> _GIVEN RECORDS_

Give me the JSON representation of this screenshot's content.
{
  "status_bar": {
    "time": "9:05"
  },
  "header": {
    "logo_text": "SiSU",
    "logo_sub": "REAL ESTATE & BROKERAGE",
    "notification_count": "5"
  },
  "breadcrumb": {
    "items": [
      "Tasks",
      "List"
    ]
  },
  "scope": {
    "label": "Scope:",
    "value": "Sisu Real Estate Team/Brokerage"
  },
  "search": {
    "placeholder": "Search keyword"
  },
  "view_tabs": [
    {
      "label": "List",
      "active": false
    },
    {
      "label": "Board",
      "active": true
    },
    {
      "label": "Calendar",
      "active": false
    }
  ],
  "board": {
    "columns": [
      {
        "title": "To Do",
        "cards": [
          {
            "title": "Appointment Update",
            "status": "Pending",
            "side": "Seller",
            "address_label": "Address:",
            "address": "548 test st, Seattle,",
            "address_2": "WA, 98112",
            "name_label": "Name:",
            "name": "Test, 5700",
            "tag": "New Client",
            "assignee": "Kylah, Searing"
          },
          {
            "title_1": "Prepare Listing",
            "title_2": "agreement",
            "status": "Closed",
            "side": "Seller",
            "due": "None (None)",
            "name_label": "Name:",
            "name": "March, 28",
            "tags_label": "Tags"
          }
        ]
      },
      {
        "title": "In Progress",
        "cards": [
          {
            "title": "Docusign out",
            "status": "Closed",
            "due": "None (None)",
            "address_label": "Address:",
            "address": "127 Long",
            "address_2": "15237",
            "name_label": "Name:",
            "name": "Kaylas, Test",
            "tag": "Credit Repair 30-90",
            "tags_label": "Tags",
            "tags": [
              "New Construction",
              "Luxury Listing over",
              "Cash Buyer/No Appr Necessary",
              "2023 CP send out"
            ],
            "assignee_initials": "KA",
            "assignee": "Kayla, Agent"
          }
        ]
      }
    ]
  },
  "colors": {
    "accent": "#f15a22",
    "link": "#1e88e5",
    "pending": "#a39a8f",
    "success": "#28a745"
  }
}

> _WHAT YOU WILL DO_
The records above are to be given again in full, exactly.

> _SOLVED PROBLEM_
Give me the JSON representation of this screenshot's content.
{
  "status_bar": {
    "time": "9:05"
  },
  "header": {
    "logo_text": "SiSU",
    "logo_sub": "REAL ESTATE & BROKERAGE",
    "notification_count": "5"
  },
  "breadcrumb": {
    "items": [
      "Tasks",
      "List"
    ]
  },
  "scope": {
    "label": "Scope:",
    "value": "Sisu Real Estate Team/Brokerage"
  },
  "search": {
    "placeholder": "Search keyword"
  },
  "view_tabs": [
    {
      "label": "List",
      "active": false
    },
    {
      "label": "Board",
      "active": true
    },
    {
      "label": "Calendar",
      "active": false
    }
  ],
  "board": {
    "columns": [
      {
        "title": "To Do",
        "cards": [
          {
            "title": "Appointment Update",
            "status": "Pending",
            "side": "Seller",
            "address_label": "Address:",
            "address": "548 test st, Seattle,",
            "address_2": "WA, 98112",
            "name_label": "Name:",
            "name": "Test, 5700",
            "tag": "New Client",
            "assignee": "Kylah, Searing"
          },
          {
            "title_1": "Prepare Listing",
            "title_2": "agreement",
            "status": "Closed",
            "side": "Seller",
            "due": "None (None)",
            "name_label": "Name:",
            "name": "March, 28",
            "tags_label": "Tags"
          }
        ]
      },
      {
        "title": "In Progress",
        "cards": [
          {
            "title": "Docusign out",
            "status": "Closed",
            "due": "None (None)",
            "address_label": "Address:",
            "address": "127 Long",
            "address_2": "15237",
            "name_label": "Name:",
            "name": "Kaylas, Test",
            "tag": "Credit Repair 30-90",
            "tags_label": "Tags",
            "tags": [
              "New Construction",
              "Luxury Listing over",
              "Cash Buyer/No Appr Necessary",
              "2023 CP send out"
            ],
            "assignee_initials": "KA",
            "assignee": "Kayla, Agent"
          }
        ]
      }
    ]
  },
  "colors": {
    "accent": "#f15a22",
    "link": "#1e88e5",
    "pending": "#a39a8f",
    "success": "#28a745"
  }
}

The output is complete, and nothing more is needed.